## Try it
Search the data below for the string "initial" and copy all lines where it shows up.

## Data extract
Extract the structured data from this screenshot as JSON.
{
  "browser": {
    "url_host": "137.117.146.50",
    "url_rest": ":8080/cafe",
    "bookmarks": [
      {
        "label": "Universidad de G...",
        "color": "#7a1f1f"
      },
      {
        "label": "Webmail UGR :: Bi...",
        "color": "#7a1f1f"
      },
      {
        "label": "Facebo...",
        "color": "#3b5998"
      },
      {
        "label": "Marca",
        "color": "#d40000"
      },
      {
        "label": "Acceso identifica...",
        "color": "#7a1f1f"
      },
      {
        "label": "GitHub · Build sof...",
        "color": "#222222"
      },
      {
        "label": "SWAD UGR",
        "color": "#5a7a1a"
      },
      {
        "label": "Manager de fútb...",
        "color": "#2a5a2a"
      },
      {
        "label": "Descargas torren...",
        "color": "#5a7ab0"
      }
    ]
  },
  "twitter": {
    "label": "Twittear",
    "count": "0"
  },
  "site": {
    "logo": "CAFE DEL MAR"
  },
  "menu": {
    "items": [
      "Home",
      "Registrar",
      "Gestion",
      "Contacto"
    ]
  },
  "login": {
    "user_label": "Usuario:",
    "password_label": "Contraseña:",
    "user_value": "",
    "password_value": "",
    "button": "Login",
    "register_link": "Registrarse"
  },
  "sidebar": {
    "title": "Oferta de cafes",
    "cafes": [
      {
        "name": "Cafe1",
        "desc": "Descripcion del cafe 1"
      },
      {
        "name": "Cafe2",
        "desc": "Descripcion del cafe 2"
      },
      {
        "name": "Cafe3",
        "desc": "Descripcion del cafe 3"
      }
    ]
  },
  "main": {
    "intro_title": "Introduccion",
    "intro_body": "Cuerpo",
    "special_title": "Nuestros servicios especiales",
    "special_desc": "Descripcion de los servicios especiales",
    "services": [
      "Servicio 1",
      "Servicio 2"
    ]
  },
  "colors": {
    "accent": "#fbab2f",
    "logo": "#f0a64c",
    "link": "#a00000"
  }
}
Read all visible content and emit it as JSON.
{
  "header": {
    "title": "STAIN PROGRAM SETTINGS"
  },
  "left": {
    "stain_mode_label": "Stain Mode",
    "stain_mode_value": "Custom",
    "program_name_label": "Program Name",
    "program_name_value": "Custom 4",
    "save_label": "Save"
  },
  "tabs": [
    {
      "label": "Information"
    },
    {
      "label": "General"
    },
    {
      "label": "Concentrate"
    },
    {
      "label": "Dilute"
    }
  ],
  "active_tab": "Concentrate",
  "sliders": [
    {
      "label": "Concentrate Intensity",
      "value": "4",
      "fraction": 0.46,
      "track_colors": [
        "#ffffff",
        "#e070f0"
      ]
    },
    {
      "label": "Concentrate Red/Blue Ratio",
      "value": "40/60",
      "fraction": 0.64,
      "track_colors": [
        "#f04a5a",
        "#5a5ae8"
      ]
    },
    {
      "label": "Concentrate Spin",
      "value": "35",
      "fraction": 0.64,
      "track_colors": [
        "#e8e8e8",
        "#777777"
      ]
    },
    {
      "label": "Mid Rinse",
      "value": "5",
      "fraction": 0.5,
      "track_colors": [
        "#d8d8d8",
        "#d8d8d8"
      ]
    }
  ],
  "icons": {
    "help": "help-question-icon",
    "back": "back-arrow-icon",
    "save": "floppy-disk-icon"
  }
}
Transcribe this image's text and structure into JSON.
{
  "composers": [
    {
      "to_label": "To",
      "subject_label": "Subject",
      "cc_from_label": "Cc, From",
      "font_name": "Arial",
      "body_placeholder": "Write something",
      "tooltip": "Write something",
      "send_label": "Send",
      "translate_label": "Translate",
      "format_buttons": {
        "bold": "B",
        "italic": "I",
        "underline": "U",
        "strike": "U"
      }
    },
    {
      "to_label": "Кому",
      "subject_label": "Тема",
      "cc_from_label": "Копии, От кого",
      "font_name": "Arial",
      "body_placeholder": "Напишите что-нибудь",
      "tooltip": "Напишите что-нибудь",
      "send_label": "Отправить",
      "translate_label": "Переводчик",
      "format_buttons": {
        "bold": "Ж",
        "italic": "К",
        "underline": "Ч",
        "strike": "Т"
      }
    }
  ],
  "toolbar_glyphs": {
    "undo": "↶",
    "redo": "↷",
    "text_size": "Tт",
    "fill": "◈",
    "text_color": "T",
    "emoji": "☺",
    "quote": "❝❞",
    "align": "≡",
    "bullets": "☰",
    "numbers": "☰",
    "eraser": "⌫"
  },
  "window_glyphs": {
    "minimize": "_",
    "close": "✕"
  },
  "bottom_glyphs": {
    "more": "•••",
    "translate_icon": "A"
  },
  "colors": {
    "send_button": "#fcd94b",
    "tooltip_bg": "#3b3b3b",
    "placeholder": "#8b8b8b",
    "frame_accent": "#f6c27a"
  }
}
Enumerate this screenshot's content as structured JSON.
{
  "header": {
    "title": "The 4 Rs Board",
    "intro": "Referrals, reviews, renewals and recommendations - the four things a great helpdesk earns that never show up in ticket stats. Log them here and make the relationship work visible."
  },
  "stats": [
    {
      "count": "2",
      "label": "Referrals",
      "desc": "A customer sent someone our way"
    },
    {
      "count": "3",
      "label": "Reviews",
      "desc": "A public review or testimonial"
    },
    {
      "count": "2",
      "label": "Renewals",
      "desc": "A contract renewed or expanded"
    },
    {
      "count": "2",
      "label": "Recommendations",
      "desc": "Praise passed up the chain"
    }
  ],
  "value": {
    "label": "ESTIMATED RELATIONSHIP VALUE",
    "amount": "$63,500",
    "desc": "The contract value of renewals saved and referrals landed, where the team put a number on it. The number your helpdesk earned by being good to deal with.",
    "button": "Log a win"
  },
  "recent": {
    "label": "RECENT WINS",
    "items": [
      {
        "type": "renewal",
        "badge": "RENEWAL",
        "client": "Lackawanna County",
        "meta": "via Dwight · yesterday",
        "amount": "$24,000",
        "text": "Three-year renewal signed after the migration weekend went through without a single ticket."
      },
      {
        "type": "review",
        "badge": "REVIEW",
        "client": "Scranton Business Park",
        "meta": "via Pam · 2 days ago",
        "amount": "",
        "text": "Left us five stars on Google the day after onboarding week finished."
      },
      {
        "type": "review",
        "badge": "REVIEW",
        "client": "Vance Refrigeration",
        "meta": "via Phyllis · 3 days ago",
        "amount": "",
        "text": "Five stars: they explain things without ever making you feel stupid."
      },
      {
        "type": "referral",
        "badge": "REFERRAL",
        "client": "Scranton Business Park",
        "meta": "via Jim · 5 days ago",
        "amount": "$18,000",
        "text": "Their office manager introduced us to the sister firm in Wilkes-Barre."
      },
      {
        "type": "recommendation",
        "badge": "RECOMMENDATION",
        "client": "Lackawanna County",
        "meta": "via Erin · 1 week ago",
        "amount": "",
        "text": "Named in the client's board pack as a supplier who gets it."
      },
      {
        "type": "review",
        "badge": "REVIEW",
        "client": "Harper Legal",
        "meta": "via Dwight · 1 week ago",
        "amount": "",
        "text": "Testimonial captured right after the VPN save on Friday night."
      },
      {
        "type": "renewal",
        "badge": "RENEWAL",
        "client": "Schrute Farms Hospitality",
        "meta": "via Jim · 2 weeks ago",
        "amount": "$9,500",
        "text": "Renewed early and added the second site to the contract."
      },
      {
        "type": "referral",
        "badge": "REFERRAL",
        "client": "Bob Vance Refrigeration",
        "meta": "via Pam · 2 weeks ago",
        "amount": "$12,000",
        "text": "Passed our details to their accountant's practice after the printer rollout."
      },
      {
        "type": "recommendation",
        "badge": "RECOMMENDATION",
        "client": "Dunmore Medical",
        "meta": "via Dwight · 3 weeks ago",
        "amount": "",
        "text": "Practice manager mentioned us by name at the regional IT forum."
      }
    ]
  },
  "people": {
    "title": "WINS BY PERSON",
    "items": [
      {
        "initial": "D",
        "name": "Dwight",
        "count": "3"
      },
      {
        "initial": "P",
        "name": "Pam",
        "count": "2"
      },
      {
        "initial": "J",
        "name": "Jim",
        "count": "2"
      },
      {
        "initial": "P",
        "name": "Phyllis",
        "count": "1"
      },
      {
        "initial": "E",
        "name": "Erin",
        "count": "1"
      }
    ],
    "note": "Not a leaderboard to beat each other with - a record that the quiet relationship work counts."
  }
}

## Solution for this exercise
        "initial": "D",
        "initial": "P",
        "initial": "J",
        "initial": "P",
        "initial": "E",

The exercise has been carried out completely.